- B. Kim, H. R. Wang, J. I. Son, C. Y. Kim, and Y. H. Joo, “Bipolarity in depressive patients without histories of diagnosis of bipolar disorder and the use of the mood disorder questionnaire for detecting bipolarity,” Comprehensive Psychiatry, vol. 49, no. 5, pp. 469–475, 2008.
- P. Bech, E. M. Christensen, M. Vinberg, G. Bech-Andersen, and L. V. Kessing, “From items to syndromes in the hypomania checklist (HCL-32): psychometric validation and clinical validity analysis,” Journal of Affective Disorders, vol. 132, no. 1-2, pp. 48–54, 2011.
- L. Forty, D. Smith, L. Jones et al., “Identifying hypomanic features in major depressive disorder using the hypomania checklist (HCL-32),” Journal of Affective Disorders, vol. 114, no. 1-3, pp. 68–73, 2009.
- J. R. Calabrese, D. J. Muzina, D. E. Kemp et al., “Predictors of bipolar disorder risk among patients currently treated for major depression,” MedGenMed Medscape General Medicine, vol. 8, no. 3, p. 38, 2006.
- K. J. Tsuchiya, M. Byrne, and P. B. Mortensen, “Risk factors in relation to an emergence of bipolar disorder: a systematic review,” Bipolar Disorders, vol. 5, no. 4, pp. 231–242, 2003.
- A. Kreinin, D. Novitski, D. Rabinowitz, A. Weizman, and A. Grinshpoon, “Association between tobacco smoking and bipolar affective disorder: clinical, epidemiological, cross-sectional, retrospective study in outpatients,” Comprehensive Psychiatry, vol. 53, no. 3, pp. 269–274, 2011.
- G. M. Goodwin, I. Anderson, C. Arango et al., “ECNP consensus meeting.
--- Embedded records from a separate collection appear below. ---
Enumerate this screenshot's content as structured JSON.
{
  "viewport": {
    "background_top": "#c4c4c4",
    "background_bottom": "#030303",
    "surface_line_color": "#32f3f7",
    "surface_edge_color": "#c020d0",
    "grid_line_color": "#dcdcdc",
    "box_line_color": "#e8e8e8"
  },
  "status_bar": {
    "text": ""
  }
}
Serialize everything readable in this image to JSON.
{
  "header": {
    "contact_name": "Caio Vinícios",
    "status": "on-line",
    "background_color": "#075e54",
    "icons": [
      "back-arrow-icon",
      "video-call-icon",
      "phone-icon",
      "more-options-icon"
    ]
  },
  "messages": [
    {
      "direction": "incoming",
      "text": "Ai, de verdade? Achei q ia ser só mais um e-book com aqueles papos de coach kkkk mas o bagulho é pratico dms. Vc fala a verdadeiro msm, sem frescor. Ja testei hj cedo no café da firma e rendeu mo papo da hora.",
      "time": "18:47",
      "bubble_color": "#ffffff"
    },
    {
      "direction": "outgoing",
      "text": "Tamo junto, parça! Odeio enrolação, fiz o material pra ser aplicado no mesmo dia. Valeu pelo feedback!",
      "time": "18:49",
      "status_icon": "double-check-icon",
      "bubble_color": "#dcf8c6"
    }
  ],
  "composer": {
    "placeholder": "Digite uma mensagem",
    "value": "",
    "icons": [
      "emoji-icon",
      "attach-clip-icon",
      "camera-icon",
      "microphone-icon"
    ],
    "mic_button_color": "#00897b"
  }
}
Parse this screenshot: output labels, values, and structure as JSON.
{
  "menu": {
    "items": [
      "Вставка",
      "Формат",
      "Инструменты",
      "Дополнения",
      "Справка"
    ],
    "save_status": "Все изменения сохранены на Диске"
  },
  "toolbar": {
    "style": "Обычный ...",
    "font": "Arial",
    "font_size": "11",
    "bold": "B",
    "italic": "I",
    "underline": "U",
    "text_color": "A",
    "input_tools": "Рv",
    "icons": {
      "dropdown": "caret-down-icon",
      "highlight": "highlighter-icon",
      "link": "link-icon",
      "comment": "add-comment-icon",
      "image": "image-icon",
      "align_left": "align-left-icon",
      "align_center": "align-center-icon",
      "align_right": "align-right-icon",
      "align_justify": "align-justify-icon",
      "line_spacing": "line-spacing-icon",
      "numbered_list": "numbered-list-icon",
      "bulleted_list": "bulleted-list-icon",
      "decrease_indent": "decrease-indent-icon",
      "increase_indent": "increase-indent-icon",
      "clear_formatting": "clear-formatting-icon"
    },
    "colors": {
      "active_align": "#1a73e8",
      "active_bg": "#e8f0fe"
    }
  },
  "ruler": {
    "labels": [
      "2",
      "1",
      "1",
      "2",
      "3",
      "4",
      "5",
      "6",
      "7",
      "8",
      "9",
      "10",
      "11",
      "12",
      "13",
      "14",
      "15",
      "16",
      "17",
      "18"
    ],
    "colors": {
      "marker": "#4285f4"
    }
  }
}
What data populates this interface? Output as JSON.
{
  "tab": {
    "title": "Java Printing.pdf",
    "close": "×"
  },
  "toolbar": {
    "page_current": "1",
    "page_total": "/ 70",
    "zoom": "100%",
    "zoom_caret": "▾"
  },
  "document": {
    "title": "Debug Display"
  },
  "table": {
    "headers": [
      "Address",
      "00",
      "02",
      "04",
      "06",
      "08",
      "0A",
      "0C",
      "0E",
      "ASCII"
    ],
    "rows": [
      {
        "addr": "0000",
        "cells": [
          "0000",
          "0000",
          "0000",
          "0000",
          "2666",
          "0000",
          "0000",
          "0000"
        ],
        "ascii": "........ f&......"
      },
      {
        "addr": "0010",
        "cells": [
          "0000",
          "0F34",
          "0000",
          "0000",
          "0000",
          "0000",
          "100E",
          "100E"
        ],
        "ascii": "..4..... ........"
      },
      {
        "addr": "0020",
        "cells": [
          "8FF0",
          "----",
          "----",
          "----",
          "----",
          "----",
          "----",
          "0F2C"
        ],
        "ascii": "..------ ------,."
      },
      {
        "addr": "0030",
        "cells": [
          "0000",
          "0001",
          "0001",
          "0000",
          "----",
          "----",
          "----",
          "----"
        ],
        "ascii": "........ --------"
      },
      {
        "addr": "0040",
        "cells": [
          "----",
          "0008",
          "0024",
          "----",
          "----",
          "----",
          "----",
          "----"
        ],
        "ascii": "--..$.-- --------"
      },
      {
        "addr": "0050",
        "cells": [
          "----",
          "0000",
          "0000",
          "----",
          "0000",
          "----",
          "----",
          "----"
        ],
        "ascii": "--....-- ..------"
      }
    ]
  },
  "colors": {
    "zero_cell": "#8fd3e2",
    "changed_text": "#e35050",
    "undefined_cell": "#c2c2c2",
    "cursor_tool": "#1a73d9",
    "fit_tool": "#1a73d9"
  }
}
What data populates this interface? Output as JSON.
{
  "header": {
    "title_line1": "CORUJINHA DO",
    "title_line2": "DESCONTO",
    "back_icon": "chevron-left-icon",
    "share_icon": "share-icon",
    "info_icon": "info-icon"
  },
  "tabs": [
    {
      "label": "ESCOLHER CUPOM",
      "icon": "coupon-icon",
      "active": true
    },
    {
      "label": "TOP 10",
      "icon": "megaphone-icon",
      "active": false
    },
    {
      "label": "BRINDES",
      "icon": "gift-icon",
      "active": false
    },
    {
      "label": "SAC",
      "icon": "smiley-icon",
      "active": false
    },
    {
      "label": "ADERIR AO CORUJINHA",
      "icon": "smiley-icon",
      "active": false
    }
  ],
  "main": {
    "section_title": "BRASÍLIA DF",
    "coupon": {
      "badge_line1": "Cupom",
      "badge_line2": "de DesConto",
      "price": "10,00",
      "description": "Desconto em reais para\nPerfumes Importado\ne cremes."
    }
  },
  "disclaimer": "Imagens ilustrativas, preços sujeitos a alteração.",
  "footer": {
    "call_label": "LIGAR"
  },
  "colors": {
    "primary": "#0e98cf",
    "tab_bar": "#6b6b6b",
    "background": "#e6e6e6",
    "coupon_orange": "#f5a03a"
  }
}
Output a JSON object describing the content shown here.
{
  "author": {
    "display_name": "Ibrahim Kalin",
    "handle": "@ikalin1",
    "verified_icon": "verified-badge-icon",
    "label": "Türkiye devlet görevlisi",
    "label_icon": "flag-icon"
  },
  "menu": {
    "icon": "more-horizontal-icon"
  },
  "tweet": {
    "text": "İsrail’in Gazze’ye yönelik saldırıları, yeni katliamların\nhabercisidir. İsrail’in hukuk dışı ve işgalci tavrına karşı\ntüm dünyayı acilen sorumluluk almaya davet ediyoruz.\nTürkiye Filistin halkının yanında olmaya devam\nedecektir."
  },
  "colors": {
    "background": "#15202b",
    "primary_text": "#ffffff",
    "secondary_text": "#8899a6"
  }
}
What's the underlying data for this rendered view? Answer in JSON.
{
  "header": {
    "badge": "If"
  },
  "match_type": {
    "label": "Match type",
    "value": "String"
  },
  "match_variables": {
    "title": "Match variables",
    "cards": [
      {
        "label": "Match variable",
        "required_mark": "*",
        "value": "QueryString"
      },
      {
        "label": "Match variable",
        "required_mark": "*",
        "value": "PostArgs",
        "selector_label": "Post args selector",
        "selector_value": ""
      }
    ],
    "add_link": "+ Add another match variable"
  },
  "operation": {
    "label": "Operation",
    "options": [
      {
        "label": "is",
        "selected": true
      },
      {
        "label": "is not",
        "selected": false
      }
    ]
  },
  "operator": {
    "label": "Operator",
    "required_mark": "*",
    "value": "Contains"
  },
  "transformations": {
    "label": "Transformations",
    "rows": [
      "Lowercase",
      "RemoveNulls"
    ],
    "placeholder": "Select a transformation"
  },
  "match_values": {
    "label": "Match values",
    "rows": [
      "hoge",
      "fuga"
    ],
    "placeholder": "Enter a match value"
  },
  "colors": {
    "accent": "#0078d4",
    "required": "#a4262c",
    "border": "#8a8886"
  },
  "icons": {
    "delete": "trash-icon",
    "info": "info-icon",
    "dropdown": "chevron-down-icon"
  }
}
Bipolar depression. Nice, March 2007,” European Neuropsychopharmacology, vol. 18, no. 7, pp. 535–549, 2008.
- M. B. First, R. L. Spitzer, M. Gibbon, and J. B. W. Williams, Structured Clinical Interview For DSM-IV Axis I Disorders, Clinician Version (SCID-CV), American Psychiatric Press, Washington, DC, USA, 1996.